A rise in Whitehall’s use of outside consultants and temporary staff shows that government must address a “critical skills shortage”, civil service chief executive John Manzoni has said.
A report published the National Audit Office (NAO) spending watchdog last month found that while the civil service’s use of outside and short-term help had plummeted by more than £1bn-a-year since the 2010 introduction of Cabinet Office controls, spend had begun to creep up again in the last three years.
The NAO warned that a £400m-£600m rise in annual consultancy and temporary staffing spending seen since 2011-12 showed that Whitehall had achieved a only “short-term reduction rather than a sustainable strategy” for tackling its reliance on outside help.
Appearing before MPs on the Public Accounts Committee on Monday, Manzoni acknowledged the need for the civil service to build in-house capability in order to cut consultancy spend in the longer term.
“One of themes that I think we keep returning to in the civil service workforce as a whole is that we are critically short of some specific skills, commercial, technical, project leadership, as a start,” he told the committee.
“We have for instance hired 150 senior, permanent digital staff across government in the last 18 months. That is in addition to the interims and the temps that you see. But we’ve hired 150 of them and they’re deployed across the departments. That is the beginning of the process of rebuilding these skills.
“Because I think the phase that we as a civil service have to go through now does require those critical skills to be in our midst much more than they have been in the last period.”
The Cabinet Office’s 2010 spending controls require departments to obtain ministerial approval and get sign-off from the centre of government before appointing consultants for work lasting more than nine months and costing more than £20,000.
Departments are also encouraged to use a centralised system overseen by the Crown Commercial Service for getting hold of consultants and temporary staff — although the NAO found that departments were currently meeting “only about half” of their needs through CCS, with some continuing to use existing, direct arrangements. The Cabinet Office last week set out plans to overhaul the way departments buy in such temporary help and consultancy expertise.
Asked whether the fall in consultancy spending seen in the immediate wake of the 2010 controls had been “too dramatic”, Manzoni said that that had “probably” been the case. But he added: “Sometimes organisations need a big shock. That was a big shock. It did work.”
The fact that such spending was once again on the rise was, he said, “telling us something” about the current civil service workforce and the need to tackle a skills shortage.

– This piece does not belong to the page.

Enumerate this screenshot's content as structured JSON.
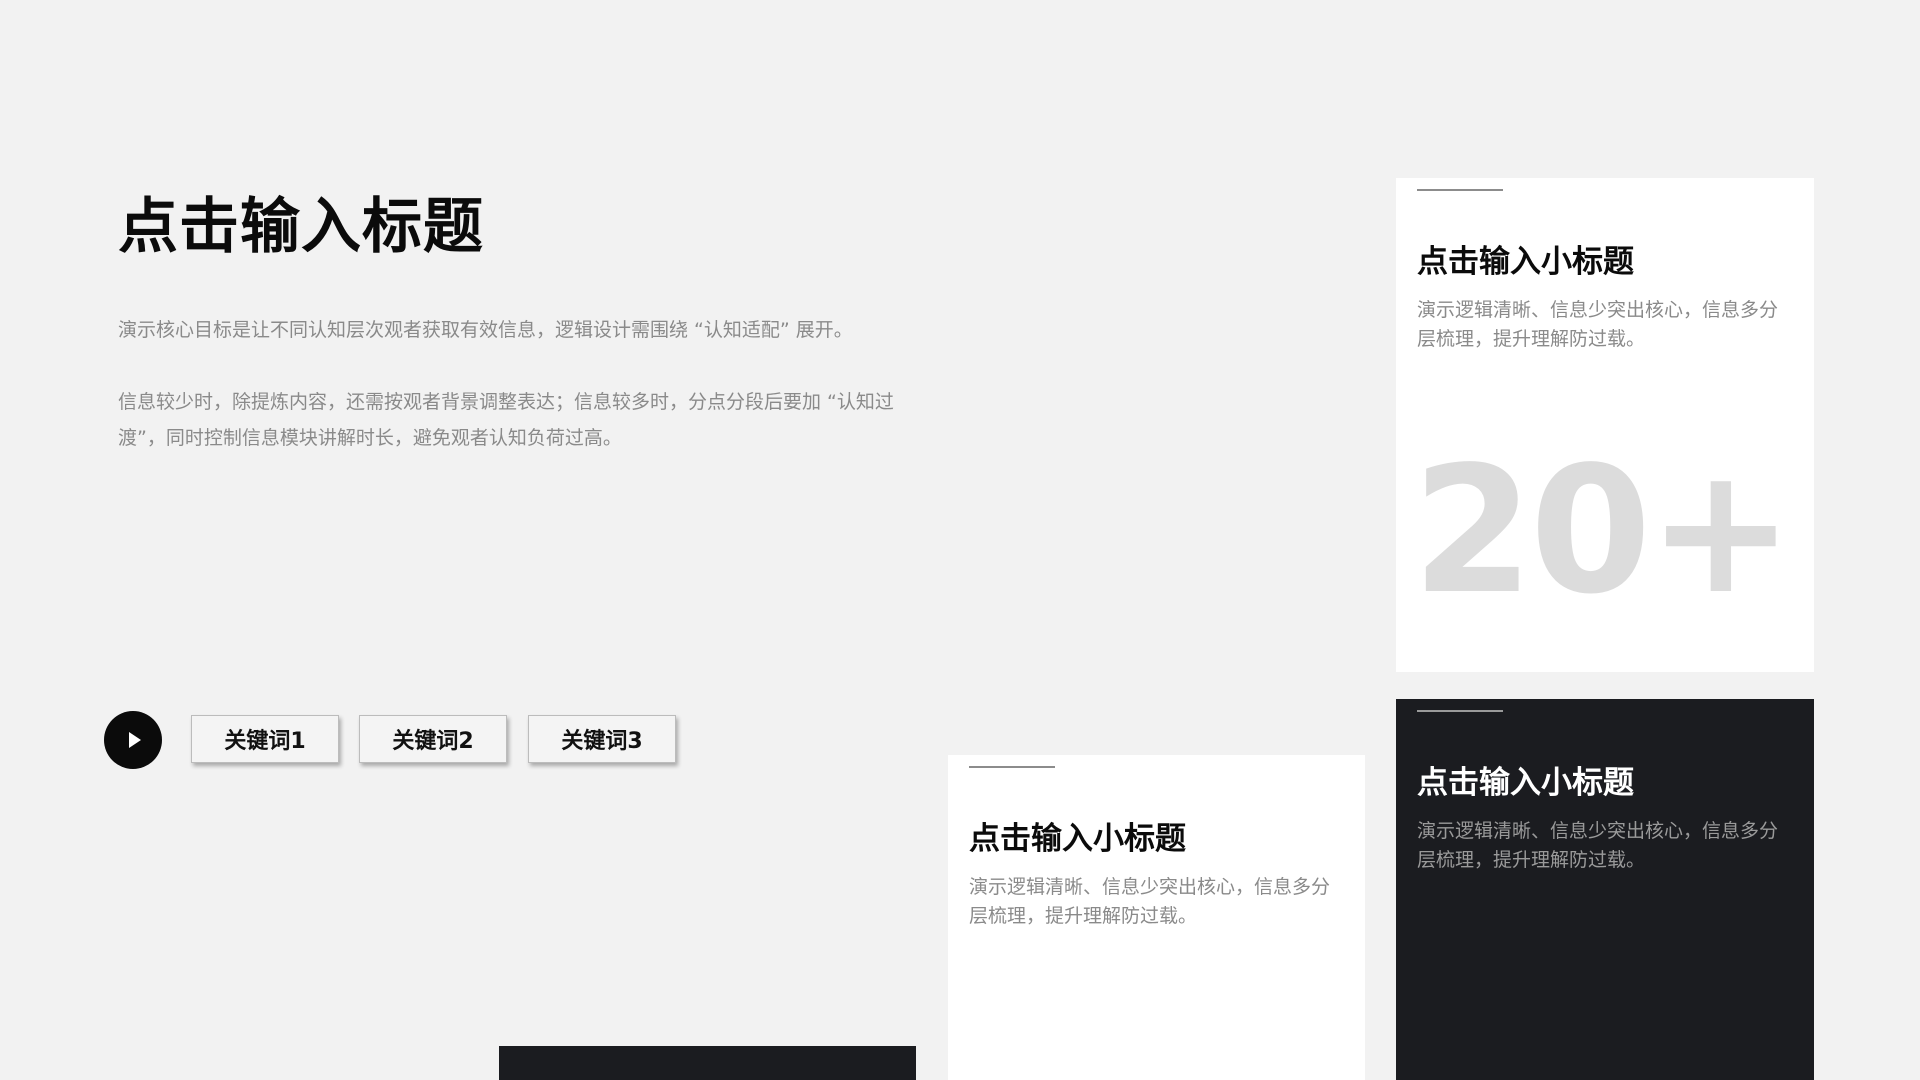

“That’s telling you that we have to now enter this next phase of much more fundamental workforce transformation which is of course what we’re completely focused on,” the chief exec said.
“Many, many hundreds” of digital specialists were now needed across government departments “to effect the technological transformation that we require,” he added.
Late last year, Manzoni told MPs that the government was in the process of drawing up new pay grades to try and help government recruit and retain specialists at a time of ongoing pay restraint. Annual payrises in the civil service are currently capped at 1%, with the Treasury announcing last year that its pay curbs would remain in place until at least the end of the decade.
Departments are also expected to shortly unveil new “Single Departmental Plans”, an effort to align departmental priorities with the resources – in both financial and staffing terms – available to them in the wake of November’s Spending Review.
“We are on the verge of implementing a whole new organisational structure as a result of looking at that critical skills shortage across government,” Manzoni told the committee.
“We are beginning to get the sorts of plans that I think you’re after. But this time down a functional lens, not down a departmental lens. And of course, ultimately those two things ought to match. But it will take a little while.”
He added: “We haven’t been as good as we should have been. But I do think we’re on the road here.”